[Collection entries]
- Opening Delimiter -

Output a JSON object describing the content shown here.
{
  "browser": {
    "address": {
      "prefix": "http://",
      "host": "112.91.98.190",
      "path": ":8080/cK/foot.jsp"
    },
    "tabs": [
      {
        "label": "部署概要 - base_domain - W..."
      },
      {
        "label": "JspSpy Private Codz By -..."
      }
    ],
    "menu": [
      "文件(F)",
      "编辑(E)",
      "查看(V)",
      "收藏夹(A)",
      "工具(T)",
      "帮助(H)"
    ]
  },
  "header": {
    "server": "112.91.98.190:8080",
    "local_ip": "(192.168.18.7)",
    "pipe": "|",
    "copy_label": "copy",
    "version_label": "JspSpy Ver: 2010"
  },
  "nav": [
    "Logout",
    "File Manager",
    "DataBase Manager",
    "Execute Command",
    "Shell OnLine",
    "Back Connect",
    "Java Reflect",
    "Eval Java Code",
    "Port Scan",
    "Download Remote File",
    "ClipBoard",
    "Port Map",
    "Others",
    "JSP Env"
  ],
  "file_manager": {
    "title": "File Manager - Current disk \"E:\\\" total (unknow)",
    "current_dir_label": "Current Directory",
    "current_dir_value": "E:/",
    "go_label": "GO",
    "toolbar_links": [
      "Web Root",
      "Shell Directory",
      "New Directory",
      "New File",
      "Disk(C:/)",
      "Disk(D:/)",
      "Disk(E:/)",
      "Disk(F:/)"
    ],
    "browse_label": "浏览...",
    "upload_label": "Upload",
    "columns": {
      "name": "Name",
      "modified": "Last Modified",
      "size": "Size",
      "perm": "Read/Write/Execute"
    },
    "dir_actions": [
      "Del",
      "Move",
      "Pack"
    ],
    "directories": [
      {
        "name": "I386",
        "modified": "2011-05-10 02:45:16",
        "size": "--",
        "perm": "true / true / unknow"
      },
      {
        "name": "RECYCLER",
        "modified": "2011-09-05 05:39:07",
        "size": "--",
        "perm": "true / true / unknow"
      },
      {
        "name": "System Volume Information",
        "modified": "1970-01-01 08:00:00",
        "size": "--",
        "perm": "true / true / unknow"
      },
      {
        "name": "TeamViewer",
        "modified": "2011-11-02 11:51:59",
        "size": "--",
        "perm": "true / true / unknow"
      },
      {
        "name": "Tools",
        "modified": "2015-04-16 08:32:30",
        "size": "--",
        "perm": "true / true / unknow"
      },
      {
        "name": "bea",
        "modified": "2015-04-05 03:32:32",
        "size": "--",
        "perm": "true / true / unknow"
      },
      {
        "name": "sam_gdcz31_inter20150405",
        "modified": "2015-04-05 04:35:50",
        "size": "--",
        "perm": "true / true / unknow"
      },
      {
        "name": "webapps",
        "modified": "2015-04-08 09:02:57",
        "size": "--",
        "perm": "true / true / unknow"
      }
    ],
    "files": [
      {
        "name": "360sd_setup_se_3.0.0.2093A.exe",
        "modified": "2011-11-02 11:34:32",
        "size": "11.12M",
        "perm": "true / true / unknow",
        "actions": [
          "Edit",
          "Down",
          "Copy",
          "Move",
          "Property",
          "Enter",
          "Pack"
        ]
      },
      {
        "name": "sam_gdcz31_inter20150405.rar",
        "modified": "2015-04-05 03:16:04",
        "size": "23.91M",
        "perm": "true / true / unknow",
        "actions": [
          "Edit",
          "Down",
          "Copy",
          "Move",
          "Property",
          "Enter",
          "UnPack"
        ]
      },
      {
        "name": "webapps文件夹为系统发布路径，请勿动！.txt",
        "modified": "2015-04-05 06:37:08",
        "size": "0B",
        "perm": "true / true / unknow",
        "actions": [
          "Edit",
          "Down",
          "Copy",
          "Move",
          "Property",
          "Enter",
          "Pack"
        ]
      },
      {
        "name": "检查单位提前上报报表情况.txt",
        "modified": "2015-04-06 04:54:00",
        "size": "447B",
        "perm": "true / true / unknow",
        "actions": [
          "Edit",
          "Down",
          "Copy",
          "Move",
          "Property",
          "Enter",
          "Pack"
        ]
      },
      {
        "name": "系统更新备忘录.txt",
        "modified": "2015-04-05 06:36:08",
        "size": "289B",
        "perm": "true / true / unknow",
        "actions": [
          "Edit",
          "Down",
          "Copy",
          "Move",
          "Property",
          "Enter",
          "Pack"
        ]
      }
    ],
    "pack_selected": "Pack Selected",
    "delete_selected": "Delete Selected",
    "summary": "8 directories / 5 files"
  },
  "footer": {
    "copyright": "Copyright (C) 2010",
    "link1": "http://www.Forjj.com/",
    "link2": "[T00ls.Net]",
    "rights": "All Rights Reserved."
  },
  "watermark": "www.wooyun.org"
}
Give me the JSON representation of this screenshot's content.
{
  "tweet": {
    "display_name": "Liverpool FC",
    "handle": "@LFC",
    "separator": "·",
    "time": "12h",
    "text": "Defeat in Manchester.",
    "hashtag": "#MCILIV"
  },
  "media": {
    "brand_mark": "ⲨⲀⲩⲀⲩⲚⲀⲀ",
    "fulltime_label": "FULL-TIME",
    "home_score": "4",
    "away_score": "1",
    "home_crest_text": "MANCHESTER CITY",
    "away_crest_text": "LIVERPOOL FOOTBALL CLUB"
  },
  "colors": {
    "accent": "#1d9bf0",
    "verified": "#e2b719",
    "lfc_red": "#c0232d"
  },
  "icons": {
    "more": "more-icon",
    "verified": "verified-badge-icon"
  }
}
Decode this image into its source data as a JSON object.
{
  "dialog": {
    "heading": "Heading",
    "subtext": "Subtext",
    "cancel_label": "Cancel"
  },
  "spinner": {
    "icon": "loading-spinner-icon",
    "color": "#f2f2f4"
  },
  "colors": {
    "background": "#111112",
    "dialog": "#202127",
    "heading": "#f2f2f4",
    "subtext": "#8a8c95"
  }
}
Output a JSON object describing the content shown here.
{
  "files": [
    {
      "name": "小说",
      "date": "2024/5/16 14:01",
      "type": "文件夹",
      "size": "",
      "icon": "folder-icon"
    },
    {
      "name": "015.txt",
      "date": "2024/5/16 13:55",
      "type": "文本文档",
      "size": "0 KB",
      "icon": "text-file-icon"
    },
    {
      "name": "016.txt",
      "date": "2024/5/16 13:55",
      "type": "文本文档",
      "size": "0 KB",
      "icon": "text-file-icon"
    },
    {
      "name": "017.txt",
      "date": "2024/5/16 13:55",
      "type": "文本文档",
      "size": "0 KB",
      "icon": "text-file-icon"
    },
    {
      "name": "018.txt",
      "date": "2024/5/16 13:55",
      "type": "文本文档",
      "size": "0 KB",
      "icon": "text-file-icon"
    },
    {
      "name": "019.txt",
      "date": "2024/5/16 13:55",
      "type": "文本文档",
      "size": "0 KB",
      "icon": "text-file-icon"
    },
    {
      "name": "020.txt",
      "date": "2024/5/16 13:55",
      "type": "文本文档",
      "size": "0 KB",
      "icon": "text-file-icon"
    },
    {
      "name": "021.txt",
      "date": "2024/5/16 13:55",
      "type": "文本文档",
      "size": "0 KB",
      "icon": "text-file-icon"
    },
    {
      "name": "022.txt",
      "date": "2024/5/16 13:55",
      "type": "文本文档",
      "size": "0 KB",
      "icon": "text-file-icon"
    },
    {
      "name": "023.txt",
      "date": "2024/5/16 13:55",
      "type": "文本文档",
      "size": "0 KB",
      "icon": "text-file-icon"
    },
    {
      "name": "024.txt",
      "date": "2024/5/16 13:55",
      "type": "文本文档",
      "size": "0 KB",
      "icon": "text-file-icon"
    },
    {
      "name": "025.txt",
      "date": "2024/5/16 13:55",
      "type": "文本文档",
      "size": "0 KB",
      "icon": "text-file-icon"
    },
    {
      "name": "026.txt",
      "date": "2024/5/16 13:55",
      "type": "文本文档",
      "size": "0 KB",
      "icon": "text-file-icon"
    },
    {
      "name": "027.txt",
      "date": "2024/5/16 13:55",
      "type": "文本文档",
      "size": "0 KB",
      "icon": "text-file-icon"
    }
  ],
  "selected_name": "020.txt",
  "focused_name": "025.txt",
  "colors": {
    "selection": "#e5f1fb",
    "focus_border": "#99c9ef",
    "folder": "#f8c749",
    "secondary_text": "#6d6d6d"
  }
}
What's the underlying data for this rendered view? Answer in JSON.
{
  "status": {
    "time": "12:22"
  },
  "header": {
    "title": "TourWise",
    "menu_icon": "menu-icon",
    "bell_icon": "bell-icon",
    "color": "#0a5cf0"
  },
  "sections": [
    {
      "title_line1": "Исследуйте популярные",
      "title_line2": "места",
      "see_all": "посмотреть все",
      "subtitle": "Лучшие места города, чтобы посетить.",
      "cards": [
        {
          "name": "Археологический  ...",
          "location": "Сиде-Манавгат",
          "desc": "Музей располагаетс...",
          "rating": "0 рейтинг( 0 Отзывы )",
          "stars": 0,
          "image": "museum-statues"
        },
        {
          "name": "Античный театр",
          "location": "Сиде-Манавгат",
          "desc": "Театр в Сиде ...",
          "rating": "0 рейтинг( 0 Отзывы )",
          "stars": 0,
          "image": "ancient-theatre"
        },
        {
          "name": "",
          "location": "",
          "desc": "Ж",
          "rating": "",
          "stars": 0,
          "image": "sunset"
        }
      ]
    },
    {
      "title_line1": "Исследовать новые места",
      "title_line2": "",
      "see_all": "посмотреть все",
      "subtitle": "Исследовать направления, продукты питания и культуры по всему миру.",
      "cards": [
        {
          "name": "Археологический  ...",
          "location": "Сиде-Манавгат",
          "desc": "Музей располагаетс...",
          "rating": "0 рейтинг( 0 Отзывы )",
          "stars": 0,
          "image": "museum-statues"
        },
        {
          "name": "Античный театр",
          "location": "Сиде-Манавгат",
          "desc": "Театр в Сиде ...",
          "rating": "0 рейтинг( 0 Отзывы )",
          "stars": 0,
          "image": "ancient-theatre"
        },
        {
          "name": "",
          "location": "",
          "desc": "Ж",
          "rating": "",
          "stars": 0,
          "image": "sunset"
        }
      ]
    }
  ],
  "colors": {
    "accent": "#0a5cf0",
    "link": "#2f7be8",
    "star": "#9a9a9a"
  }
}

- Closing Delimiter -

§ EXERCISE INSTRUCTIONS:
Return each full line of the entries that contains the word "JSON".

§ ANSWER TO THIS EXERCISE:
Output a JSON object describing the content shown here.
Give me the JSON representation of this screenshot's content.
Decode this image into its source data as a JSON object.
Output a JSON object describing the content shown here.
What's the underlying data for this rendered view? Answer in JSON.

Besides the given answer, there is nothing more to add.